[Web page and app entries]
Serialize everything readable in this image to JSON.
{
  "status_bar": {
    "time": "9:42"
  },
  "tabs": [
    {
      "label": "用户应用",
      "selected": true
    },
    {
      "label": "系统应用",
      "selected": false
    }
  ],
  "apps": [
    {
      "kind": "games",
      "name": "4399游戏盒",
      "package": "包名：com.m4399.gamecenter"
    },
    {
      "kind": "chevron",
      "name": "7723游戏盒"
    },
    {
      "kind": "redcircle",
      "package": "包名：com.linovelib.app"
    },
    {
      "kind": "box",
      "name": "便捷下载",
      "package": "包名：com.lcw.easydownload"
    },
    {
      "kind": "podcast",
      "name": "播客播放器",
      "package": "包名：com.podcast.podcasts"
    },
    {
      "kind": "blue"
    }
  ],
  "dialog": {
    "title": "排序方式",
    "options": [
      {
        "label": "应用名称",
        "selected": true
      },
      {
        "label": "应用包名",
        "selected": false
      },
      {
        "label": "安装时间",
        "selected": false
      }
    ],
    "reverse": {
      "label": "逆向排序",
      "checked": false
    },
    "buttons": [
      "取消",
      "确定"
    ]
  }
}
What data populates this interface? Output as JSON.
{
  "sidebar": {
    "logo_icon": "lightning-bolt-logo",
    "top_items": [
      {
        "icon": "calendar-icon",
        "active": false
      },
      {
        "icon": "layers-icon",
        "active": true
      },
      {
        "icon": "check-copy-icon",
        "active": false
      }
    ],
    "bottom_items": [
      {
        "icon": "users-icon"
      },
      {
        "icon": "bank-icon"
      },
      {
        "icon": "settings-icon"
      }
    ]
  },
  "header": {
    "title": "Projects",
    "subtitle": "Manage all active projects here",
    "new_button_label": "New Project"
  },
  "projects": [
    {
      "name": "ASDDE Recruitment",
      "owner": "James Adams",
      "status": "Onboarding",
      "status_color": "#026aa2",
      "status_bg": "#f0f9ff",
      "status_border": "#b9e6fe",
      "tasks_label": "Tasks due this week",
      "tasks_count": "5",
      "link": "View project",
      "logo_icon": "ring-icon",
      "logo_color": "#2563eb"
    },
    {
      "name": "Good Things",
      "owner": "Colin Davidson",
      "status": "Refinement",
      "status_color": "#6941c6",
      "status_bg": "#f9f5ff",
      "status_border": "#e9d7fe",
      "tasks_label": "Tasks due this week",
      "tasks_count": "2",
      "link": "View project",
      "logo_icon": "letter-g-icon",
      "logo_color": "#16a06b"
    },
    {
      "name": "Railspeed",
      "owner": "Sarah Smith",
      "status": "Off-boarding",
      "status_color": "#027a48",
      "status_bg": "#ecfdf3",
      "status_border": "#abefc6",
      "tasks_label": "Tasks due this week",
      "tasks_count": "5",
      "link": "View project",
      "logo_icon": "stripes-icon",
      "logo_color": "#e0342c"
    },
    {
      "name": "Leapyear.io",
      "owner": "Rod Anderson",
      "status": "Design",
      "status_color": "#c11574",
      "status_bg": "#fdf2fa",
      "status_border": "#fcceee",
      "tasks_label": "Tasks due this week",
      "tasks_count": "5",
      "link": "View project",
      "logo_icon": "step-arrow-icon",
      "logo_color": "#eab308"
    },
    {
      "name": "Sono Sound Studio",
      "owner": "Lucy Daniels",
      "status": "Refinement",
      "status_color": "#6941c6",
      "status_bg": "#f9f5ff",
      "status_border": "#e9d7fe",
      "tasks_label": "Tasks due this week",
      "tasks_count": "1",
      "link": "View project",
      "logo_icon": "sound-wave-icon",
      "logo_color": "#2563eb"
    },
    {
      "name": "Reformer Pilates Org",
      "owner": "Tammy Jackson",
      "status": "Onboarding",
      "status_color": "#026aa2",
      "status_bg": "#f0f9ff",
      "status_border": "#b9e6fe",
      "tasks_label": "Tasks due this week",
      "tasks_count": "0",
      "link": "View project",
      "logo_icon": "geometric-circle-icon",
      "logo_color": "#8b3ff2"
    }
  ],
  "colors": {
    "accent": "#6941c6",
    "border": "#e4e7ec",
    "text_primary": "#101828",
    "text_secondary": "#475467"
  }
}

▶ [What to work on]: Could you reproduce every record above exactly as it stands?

▶ [Output for this exercise]:
Serialize everything readable in this image to JSON.
{
  "status_bar": {
    "time": "9:42"
  },
  "tabs": [
    {
      "label": "用户应用",
      "selected": true
    },
    {
      "label": "系统应用",
      "selected": false
    }
  ],
  "apps": [
    {
      "kind": "games",
      "name": "4399游戏盒",
      "package": "包名：com.m4399.gamecenter"
    },
    {
      "kind": "chevron",
      "name": "7723游戏盒"
    },
    {
      "kind": "redcircle",
      "package": "包名：com.linovelib.app"
    },
    {
      "kind": "box",
      "name": "便捷下载",
      "package": "包名：com.lcw.easydownload"
    },
    {
      "kind": "podcast",
      "name": "播客播放器",
      "package": "包名：com.podcast.podcasts"
    },
    {
      "kind": "blue"
    }
  ],
  "dialog": {
    "title": "排序方式",
    "options": [
      {
        "label": "应用名称",
        "selected": true
      },
      {
        "label": "应用包名",
        "selected": false
      },
      {
        "label": "安装时间",
        "selected": false
      }
    ],
    "reverse": {
      "label": "逆向排序",
      "checked": false
    },
    "buttons": [
      "取消",
      "确定"
    ]
  }
}
What data populates this interface? Output as JSON.
{
  "sidebar": {
    "logo_icon": "lightning-bolt-logo",
    "top_items": [
      {
        "icon": "calendar-icon",
        "active": false
      },
      {
        "icon": "layers-icon",
        "active": true
      },
      {
        "icon": "check-copy-icon",
        "active": false
      }
    ],
    "bottom_items": [
      {
        "icon": "users-icon"
      },
      {
        "icon": "bank-icon"
      },
      {
        "icon": "settings-icon"
      }
    ]
  },
  "header": {
    "title": "Projects",
    "subtitle": "Manage all active projects here",
    "new_button_label": "New Project"
  },
  "projects": [
    {
      "name": "ASDDE Recruitment",
      "owner": "James Adams",
      "status": "Onboarding",
      "status_color": "#026aa2",
      "status_bg": "#f0f9ff",
      "status_border": "#b9e6fe",
      "tasks_label": "Tasks due this week",
      "tasks_count": "5",
      "link": "View project",
      "logo_icon": "ring-icon",
      "logo_color": "#2563eb"
    },
    {
      "name": "Good Things",
      "owner": "Colin Davidson",
      "status": "Refinement",
      "status_color": "#6941c6",
      "status_bg": "#f9f5ff",
      "status_border": "#e9d7fe",
      "tasks_label": "Tasks due this week",
      "tasks_count": "2",
      "link": "View project",
      "logo_icon": "letter-g-icon",
      "logo_color": "#16a06b"
    },
    {
      "name": "Railspeed",
      "owner": "Sarah Smith",
      "status": "Off-boarding",
      "status_color": "#027a48",
      "status_bg": "#ecfdf3",
      "status_border": "#abefc6",
      "tasks_label": "Tasks due this week",
      "tasks_count": "5",
      "link": "View project",
      "logo_icon": "stripes-icon",
      "logo_color": "#e0342c"
    },
    {
      "name": "Leapyear.io",
      "owner": "Rod Anderson",
      "status": "Design",
      "status_color": "#c11574",
      "status_bg": "#fdf2fa",
      "status_border": "#fcceee",
      "tasks_label": "Tasks due this week",
      "tasks_count": "5",
      "link": "View project",
      "logo_icon": "step-arrow-icon",
      "logo_color": "#eab308"
    },
    {
      "name": "Sono Sound Studio",
      "owner": "Lucy Daniels",
      "status": "Refinement",
      "status_color": "#6941c6",
      "status_bg": "#f9f5ff",
      "status_border": "#e9d7fe",
      "tasks_label": "Tasks due this week",
      "tasks_count": "1",
      "link": "View project",
      "logo_icon": "sound-wave-icon",
      "logo_color": "#2563eb"
    },
    {
      "name": "Reformer Pilates Org",
      "owner": "Tammy Jackson",
      "status": "Onboarding",
      "status_color": "#026aa2",
      "status_bg": "#f0f9ff",
      "status_border": "#b9e6fe",
      "tasks_label": "Tasks due this week",
      "tasks_count": "0",
      "link": "View project",
      "logo_icon": "geometric-circle-icon",
      "logo_color": "#8b3ff2"
    }
  ],
  "colors": {
    "accent": "#6941c6",
    "border": "#e4e7ec",
    "text_primary": "#101828",
    "text_secondary": "#475467"
  }
}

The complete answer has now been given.